But this is all prelude to what I really want to talk about. Whenever I have mentioned how distressed I was at the loss of this class, the response has universally been, “Find another yoga class.” Ummm. Yeah. Find another confluence of people and events that come together from thousands of miles away to create a magical, electric, and life-affirming moment. Sure, I’ll get right on it.

This seems to be the response for every loss. Get a new class, a new life, a new soul mate. Is it really that easy for people to do? Or is it simply that it’s easy to say, a palliative for the brokenhearted?

I realize that soon I will need to find a new life, but as I’ve mentioned in a previous post, it’s not as if I can go to the mall and search the aisles at Lifes ‘R’ Us until I find a new life that fits properly and looks good. I’ve never really wanted anything or anyone, but out of the blue, my life mate/soul mate dropped into my life, bringing (for a while anyway) radiance and excitement, and then later companionship, but now that he’s out of my life, I’m back to not wanting anything. If I did want something, I’d go after it, but I don’t want what is out there to get. (Or maybe I mean I don’t want what I know is out there to get. For example, I’d never considered doing yoga, had no interest in it whatsoever, and yet out of the blue, the yoga teacher dropped into my life.)

Mostly I’m taking the need for a new life in stride. Whatever happens, happens. Wherever I go, there I go. It doesn’t seem to really matter — something will drop into my life or it won’t. Either way, I’ll deal with it.

The only thing I know (or rather, suspect) is that I will not remain here in the high desert. Because of the yoga teacher and her class, for the first time I’d been contemplating staying in the area so I could continue taking instruction from her, and her getting a new job seems to be a clear sign that my future doesn’t lie here. But then again, I don’t really believe in signs . . .


Pat Bertram is the author of the suspense novels Light Bringer, More Deaths Than One, A Spark of Heavenly Fire, and Daughter Am I. Bertram is also the author of Grief: The Great Yearning, “an exquisite book, wrenching to read, and at the same time full of profound truths.” Connect with Pat on Google+

Is It Necessary to Want Something?

The other day I told a friend about the feeling of expectation that accompanied my grief and how empty I felt when nothing wonderful happened to me.  She said we have to make wonderful things happen, we can’t just wait. Then she started quizzing me on things I wanted to do. I couldn’t come up with anything. I’ve never really wanted much, never had big dreams or wild fancies. I do want to want something, though. It would give me a goal, a reason to be hopeful, an investment in the future.

But here’s the conundrum:

We’re told that we have to want something, have to try to reach beyond our comfort zone so that perhaps wonderful things will happen to us. At the same time, we’re told that all things come to those who wait.

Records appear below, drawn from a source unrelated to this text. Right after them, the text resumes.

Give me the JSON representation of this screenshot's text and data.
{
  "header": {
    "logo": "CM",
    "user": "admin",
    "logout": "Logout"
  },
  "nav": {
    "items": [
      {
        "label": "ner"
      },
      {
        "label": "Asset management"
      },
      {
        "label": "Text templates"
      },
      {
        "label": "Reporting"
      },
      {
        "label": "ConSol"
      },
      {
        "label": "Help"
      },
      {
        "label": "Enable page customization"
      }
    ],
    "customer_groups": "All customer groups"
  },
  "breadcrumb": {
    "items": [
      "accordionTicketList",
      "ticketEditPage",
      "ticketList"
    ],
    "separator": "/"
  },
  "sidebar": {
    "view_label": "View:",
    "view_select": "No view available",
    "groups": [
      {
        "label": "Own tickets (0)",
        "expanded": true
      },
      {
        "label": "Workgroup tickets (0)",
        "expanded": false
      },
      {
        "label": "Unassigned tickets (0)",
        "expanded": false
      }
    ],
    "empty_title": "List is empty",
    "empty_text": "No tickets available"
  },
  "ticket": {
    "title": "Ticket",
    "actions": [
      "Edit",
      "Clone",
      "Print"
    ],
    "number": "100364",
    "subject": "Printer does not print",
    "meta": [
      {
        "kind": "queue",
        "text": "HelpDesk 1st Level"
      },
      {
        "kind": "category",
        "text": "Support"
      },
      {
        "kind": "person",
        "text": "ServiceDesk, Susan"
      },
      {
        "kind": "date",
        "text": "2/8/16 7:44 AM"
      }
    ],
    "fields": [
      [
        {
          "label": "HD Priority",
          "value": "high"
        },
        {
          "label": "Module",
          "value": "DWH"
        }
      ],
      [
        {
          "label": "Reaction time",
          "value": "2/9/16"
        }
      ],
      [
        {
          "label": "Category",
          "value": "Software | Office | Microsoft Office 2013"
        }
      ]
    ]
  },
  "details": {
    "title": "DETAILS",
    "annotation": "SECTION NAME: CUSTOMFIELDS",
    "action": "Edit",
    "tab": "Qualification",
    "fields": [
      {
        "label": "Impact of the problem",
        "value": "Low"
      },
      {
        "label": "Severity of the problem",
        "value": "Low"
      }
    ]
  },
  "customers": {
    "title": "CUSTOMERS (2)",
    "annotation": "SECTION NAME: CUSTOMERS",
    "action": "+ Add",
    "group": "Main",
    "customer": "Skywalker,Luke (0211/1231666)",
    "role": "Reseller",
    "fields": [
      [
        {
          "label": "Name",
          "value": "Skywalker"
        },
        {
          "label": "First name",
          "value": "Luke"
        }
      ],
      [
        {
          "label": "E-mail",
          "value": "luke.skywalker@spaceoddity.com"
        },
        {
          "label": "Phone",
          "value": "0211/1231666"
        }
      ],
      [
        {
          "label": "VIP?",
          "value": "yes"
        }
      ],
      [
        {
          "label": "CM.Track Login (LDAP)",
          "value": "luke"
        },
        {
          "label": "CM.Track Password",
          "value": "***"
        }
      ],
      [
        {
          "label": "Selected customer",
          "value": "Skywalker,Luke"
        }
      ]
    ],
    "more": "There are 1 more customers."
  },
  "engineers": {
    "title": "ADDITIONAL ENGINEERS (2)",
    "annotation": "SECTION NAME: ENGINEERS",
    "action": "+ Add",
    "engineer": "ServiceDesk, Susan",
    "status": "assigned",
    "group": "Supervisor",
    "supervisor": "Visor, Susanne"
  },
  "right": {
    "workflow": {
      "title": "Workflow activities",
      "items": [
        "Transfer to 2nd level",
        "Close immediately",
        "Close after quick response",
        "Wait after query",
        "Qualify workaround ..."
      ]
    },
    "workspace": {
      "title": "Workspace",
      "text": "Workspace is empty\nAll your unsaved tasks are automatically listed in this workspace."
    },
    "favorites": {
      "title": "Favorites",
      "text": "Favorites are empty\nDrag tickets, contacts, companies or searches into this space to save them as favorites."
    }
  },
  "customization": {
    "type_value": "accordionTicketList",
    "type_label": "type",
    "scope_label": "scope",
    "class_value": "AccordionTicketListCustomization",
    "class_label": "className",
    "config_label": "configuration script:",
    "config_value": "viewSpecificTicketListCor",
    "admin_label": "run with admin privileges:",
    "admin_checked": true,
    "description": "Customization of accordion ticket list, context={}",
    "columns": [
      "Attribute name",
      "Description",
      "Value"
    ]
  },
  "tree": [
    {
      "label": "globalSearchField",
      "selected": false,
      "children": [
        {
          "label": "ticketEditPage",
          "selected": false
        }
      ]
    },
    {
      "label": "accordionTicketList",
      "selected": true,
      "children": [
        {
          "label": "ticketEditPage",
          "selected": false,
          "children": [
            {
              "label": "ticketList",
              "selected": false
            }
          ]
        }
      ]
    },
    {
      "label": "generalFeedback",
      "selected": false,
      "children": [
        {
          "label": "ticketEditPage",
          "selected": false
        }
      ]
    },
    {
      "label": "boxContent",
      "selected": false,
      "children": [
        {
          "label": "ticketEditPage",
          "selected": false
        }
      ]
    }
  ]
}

We’re told that dreams are important, that we need to have something to live for. At the same time, we’re told to be grateful for what we have, to live for the day.

We live in a society with an economy that is built on the principal of wanting. The more we want, the more we buy, the more we use, the more we help the economy. At the same time we’re told to be frugal, not to waste, but more trash automatically accompanies more goods. I had to get rid of so much of our stuff when I moved out of our house, that it makes no sense to buy more stuff. So, where does wanting to want something fit in with that situation? I sure don’t want more stuff to eventually have to get rid of!

And then, there’s the Zen philosophy that we should neither want nor not want.

So what is the answer? Wanting? Or not wanting? Going after something or waiting till it comes to you? Having dreams, or being satisfied with what you have?

(After the conversation with my friend, I did think of something I wanted. I always wanted to make a gingerbread house, so I made a little one. I don’t want to eat it, though. But still, I can cross it off my list.)